Managing the care for a child that was born a micro-preemie can be complicated. Jax has 13 specialists that he sees regularly! That’s a lot to coordinate and keep track of. I’m thankful that I have experience with organizing events and teams, because that knowledge definitely comes in handy when I’m trying to piece everything together.
Good news is that Jax ditched one of his specialists this week! The ENT doctor (who did Jax’s ear tubes, bronchoscopy, and found the bronchomalacia and cysts on his trachea) told us “Well, I have good news and bad news. The good news is that Jax’s hearing and ears are perfect. The bad news is that you don’t ever get to see me again.” He’s funny like that. Then, he gave me a high-five and said “Great job, mom. He looks like a million bucks.” It’s validating to get that kind of feedback from the doctor’s that I respect so much.
Jax passed his hearing test with flying colors. That’s great! Except we were secretly hoping that the reason he was not being able to follow directions or listen well in large groups or new environments was because he couldn’t hear with extra background noise. Now we have even more evidence that he is struggling with sensory processing issues, specifically audio and visual input.

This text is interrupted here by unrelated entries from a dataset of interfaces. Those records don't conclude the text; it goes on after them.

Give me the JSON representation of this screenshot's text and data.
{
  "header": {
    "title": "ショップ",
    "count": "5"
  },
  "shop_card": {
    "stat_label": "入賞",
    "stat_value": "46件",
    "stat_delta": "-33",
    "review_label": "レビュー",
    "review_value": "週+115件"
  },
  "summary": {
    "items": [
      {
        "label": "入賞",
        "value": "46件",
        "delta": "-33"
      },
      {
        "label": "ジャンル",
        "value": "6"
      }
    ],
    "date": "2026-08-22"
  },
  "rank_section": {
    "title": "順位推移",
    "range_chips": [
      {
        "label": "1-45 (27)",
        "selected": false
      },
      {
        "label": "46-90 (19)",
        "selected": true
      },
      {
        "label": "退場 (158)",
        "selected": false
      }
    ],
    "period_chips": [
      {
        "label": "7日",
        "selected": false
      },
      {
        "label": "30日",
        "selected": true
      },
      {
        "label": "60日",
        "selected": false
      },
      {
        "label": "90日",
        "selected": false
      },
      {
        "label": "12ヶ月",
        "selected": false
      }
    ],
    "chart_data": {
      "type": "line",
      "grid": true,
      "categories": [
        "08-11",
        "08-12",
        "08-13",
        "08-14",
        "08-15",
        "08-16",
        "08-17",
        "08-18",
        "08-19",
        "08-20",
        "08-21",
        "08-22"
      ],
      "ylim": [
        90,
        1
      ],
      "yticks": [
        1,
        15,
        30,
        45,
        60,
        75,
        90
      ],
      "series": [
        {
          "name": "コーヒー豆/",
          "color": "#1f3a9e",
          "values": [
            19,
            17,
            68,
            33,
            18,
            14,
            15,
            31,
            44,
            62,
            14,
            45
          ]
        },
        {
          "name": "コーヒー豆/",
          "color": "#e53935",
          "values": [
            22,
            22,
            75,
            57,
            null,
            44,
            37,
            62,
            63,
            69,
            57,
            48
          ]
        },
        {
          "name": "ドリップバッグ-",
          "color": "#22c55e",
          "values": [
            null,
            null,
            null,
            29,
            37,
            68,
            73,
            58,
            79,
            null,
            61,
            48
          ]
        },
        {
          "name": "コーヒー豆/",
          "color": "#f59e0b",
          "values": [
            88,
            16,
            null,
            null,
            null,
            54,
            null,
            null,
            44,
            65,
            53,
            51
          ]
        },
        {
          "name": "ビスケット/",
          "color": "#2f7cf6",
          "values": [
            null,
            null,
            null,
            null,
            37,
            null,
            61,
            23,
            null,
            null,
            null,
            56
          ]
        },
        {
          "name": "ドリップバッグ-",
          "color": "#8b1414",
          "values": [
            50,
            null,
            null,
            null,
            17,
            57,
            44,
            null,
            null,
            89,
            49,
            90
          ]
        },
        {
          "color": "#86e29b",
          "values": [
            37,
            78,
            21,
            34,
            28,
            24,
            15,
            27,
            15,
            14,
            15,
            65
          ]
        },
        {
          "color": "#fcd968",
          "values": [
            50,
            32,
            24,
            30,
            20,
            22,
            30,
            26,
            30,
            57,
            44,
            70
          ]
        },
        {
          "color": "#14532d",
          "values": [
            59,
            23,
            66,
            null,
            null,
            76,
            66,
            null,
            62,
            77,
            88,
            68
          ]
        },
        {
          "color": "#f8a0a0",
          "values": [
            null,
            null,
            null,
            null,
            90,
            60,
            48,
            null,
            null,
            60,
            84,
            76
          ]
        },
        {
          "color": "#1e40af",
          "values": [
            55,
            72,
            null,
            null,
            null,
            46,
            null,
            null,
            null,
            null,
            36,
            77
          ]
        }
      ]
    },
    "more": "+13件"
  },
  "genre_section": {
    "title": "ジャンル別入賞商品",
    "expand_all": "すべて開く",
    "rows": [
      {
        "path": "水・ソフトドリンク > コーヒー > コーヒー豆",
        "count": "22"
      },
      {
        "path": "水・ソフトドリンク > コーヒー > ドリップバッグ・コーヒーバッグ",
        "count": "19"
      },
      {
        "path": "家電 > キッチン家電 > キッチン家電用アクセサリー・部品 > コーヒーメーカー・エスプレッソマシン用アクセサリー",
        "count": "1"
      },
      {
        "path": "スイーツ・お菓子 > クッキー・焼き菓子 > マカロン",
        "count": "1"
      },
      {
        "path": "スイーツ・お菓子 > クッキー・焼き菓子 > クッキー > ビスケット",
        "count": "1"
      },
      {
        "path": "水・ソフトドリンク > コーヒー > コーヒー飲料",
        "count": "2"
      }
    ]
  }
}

Jax was referred to a Developmental Pediatrician. Many micro-preemies see developmental pediatricians right from the start. However, we were followed very closely with our schools’ Birth to Three Early Intervention team, so we did not need a DevPed to help us keep an eye on the “big picture.”
Now that Jax has graduated from Early Intervention, we need more help making sure that we aren’t missing anything as far as a diagnosis is concerned. The DevPed will communicate regularly with Jax’s teachers and his occupational therapists so everyone is on the same page.
In a way, I’m actually looking forward to adding a new specialist to the list at this point. (Weird, I know.) I will appreciate the information and resources they can (hopefully) provide going forward.